The Role of Cholesterol
Researchers don't know exactly what causes Alzheimer's disease. But substances found in the brains of people with Alzheimer's, called amyloid plaques, may be part of it.
In a recent study, Charles DeCarli, MD, director of the University of California, Davis Alzheimer's Disease Research Center, and colleagues looked at levels of amyloid in the brains of 74 older adults.
"Unhealthy patterns of cholesterol could be directly causing the higher levels of amyloid known to contribute to Alzheimer's, in the same way that such patterns promote heart disease," says Bruce Reed, MD, a study researcher and a co-director of the UC-Davis Alzheimer's Center.
The study, the first to link cholesterol to amyloid plaques in the brain, doesn't directly say whether or not cholesterol is a risk for dementia, DeCarli says.
"We primarily looked at people who did not have dementia. There are still a lot of questions. But now that we have this amyloid imaging tool, we can actually ask those questions and identify relationships we couldn't see before."
Improving Your Cholesterol Numbers
This could potentially make a big difference in reducing the number of people with Alzheimer's, Reed says.
What's clear, DeCarli says, is that if you're at risk for heart disease because your cholesterol levels aren't right, you have one more reason not to ignore the numbers.

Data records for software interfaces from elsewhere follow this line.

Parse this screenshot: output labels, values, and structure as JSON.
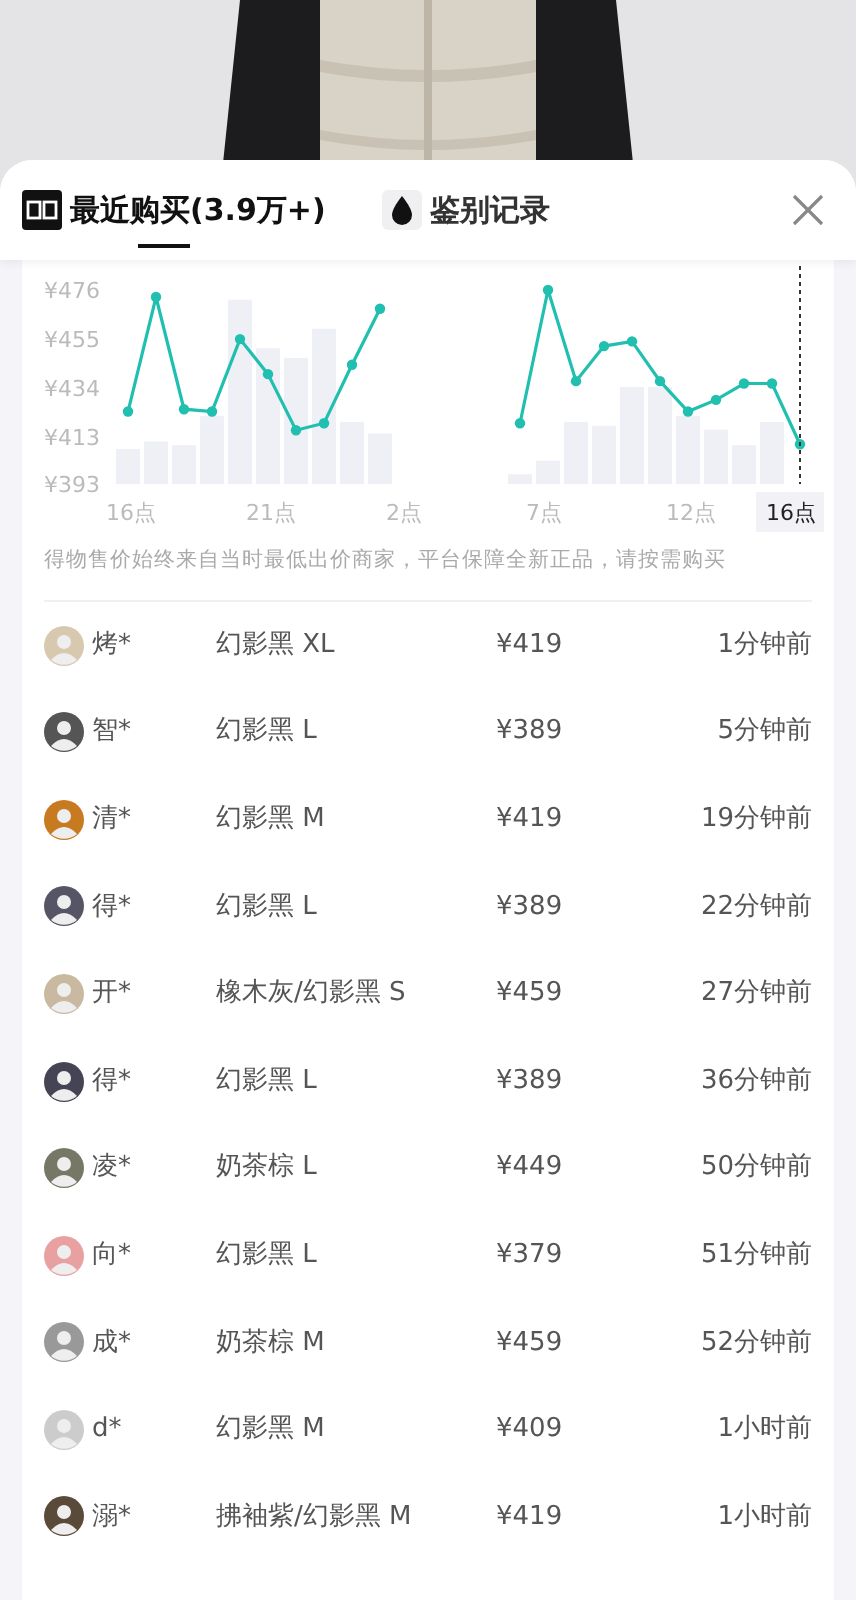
{
  "tabs": [
    {
      "label": "最近购买(3.9万+)",
      "kind": "logo",
      "selected": true
    },
    {
      "label": "鉴别记录",
      "kind": "drop",
      "selected": false
    }
  ],
  "chart_data": {
    "type": "line",
    "categories": [
      "16点",
      null,
      null,
      null,
      null,
      "21点",
      null,
      null,
      null,
      null,
      "2点",
      null,
      null,
      null,
      null,
      "7点",
      null,
      null,
      null,
      null,
      "12点",
      null,
      null,
      null,
      "16点"
    ],
    "series": [
      {
        "color": "#20bfb0",
        "marker": "circle",
        "values": [
          424,
          473,
          425,
          424,
          455,
          440,
          416,
          419,
          444,
          468,
          null,
          null,
          null,
          null,
          419,
          476,
          437,
          452,
          454,
          437,
          424,
          429,
          436,
          436,
          410
        ]
      }
    ],
    "ylim": [
      393,
      476
    ],
    "yticks": [
      {
        "value": 476,
        "label": "¥476"
      },
      {
        "value": 455,
        "label": "¥455"
      },
      {
        "value": 434,
        "label": "¥434"
      },
      {
        "value": 413,
        "label": "¥413"
      },
      {
        "value": 393,
        "label": "¥393"
      }
    ]
  },
  "note": "得物售价始终来自当时最低出价商家，平台保障全新正品，请按需购买",
  "rows": [
    {
      "user": "烤*",
      "variant": "幻影黑 XL",
      "price": "¥419",
      "time": "1分钟前"
    },
    {
      "user": "智*",
      "variant": "幻影黑 L",
      "price": "¥389",
      "time": "5分钟前"
    },
    {
      "user": "清*",
      "variant": "幻影黑 M",
      "price": "¥419",
      "time": "19分钟前"
    },
    {
      "user": "得*",
      "variant": "幻影黑 L",
      "price": "¥389",
      "time": "22分钟前"
    },
    {
      "user": "开*",
      "variant": "橡木灰/幻影黑 S",
      "price": "¥459",
      "time": "27分钟前"
    },
    {
      "user": "得*",
      "variant": "幻影黑 L",
      "price": "¥389",
      "time": "36分钟前"
    },
    {
      "user": "凌*",
      "variant": "奶茶棕 L",
      "price": "¥449",
      "time": "50分钟前"
    },
    {
      "user": "向*",
      "variant": "幻影黑 L",
      "price": "¥379",
      "time": "51分钟前"
    },
    {
      "user": "成*",
      "variant": "奶茶棕 M",
      "price": "¥459",
      "time": "52分钟前"
    },
    {
      "user": "d*",
      "variant": "幻影黑 M",
      "price": "¥409",
      "time": "1小时前"
    },
    {
      "user": "溺*",
      "variant": "拂袖紫/幻影黑 M",
      "price": "¥419",
      "time": "1小时前"
    }
  ]
}
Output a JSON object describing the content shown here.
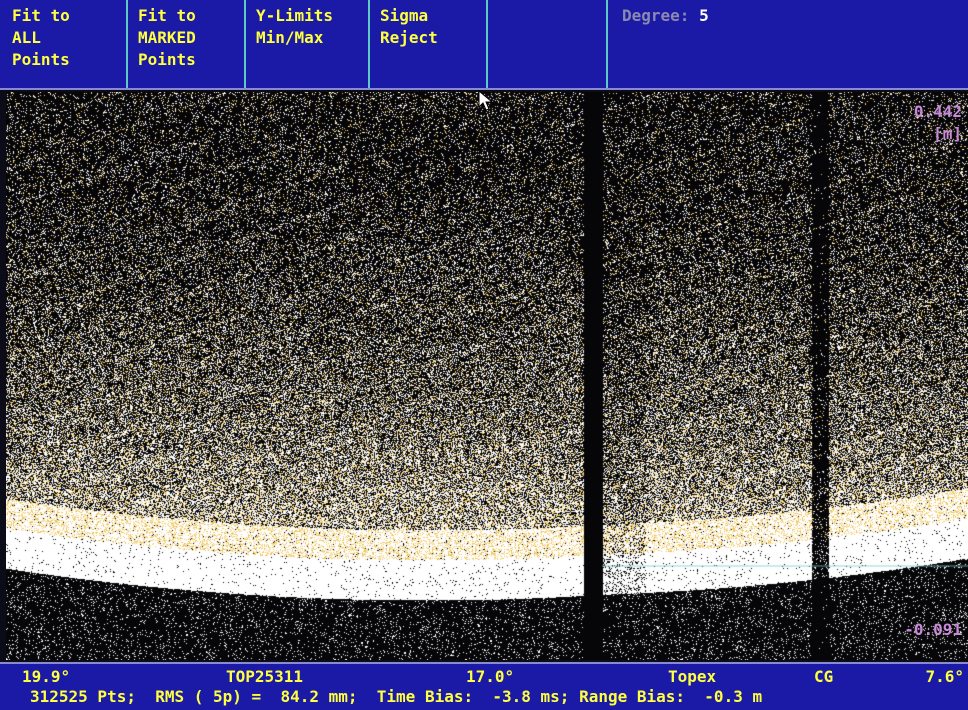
{
  "toolbar": {
    "buttons": [
      {
        "id": "fit-all",
        "label": "Fit to\nALL\nPoints"
      },
      {
        "id": "fit-marked",
        "label": "Fit to\nMARKED\nPoints"
      },
      {
        "id": "ylimits",
        "label": "Y-Limits\nMin/Max"
      },
      {
        "id": "sigma",
        "label": "Sigma\nReject"
      }
    ],
    "degree_label": "Degree:",
    "degree_value": "5"
  },
  "plot": {
    "y_max_label": "0.442",
    "y_unit_label": "[m]",
    "y_min_label": "-0.091",
    "background_color": "#060608",
    "point_colors": [
      "#ffffff",
      "#f0c860"
    ]
  },
  "status": {
    "left_angle": "19.9°",
    "pass_id": "TOP25311",
    "mid_angle": "17.0°",
    "satellite": "Topex",
    "cg_label": "CG",
    "right_angle": "7.6°",
    "summary_line": "312525 Pts;  RMS ( 5p) =  84.2 mm;  Time Bias:  -3.8 ms; Range Bias:  -0.3 m"
  },
  "colors": {
    "panel_blue": "#1a1aa6",
    "text_yellow": "#ffff40",
    "divider_cyan": "#5fc8c8",
    "axis_label_violet": "#c88ad8"
  }
}
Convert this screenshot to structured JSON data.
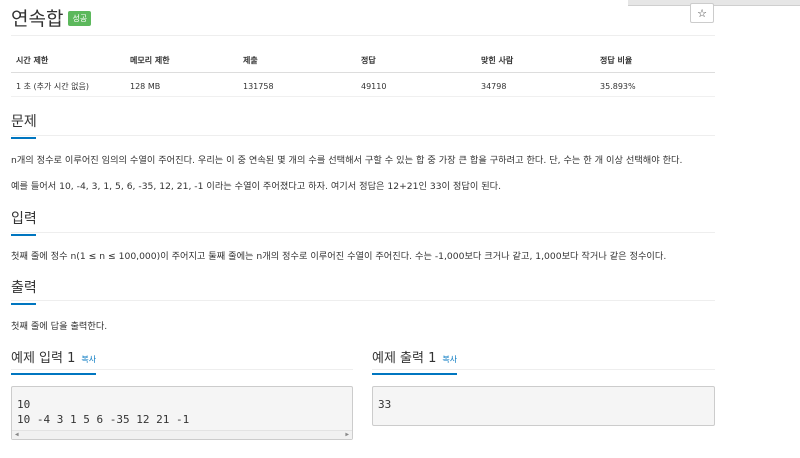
{
  "problem": {
    "title": "연속합",
    "badge": "성공",
    "star_icon": "☆"
  },
  "stats": {
    "headers": [
      "시간 제한",
      "메모리 제한",
      "제출",
      "정답",
      "맞힌 사람",
      "정답 비율"
    ],
    "values": [
      "1 초 (추가 시간 없음)",
      "128 MB",
      "131758",
      "49110",
      "34798",
      "35.893%"
    ]
  },
  "sections": {
    "description": {
      "heading": "문제",
      "lines": [
        "n개의 정수로 이루어진 임의의 수열이 주어진다. 우리는 이 중 연속된 몇 개의 수를 선택해서 구할 수 있는 합 중 가장 큰 합을 구하려고 한다. 단, 수는 한 개 이상 선택해야 한다.",
        "예를 들어서 10, -4, 3, 1, 5, 6, -35, 12, 21, -1 이라는 수열이 주어졌다고 하자. 여기서 정답은 12+21인 33이 정답이 된다."
      ]
    },
    "input": {
      "heading": "입력",
      "lines": [
        "첫째 줄에 정수 n(1 ≤ n ≤ 100,000)이 주어지고 둘째 줄에는 n개의 정수로 이루어진 수열이 주어진다. 수는 -1,000보다 크거나 같고, 1,000보다 작거나 같은 정수이다."
      ]
    },
    "output": {
      "heading": "출력",
      "lines": [
        "첫째 줄에 답을 출력한다."
      ]
    }
  },
  "examples": {
    "input": {
      "heading": "예제 입력 1",
      "copy_label": "복사",
      "lines": [
        "10",
        "10 -4 3 1 5 6 -35 12 21 -1"
      ]
    },
    "output": {
      "heading": "예제 출력 1",
      "copy_label": "복사",
      "lines": [
        "33"
      ]
    },
    "scroll_left": "◀",
    "scroll_right": "▶"
  }
}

Your risk of Alzheimer’s might be less after cholesterol treatment.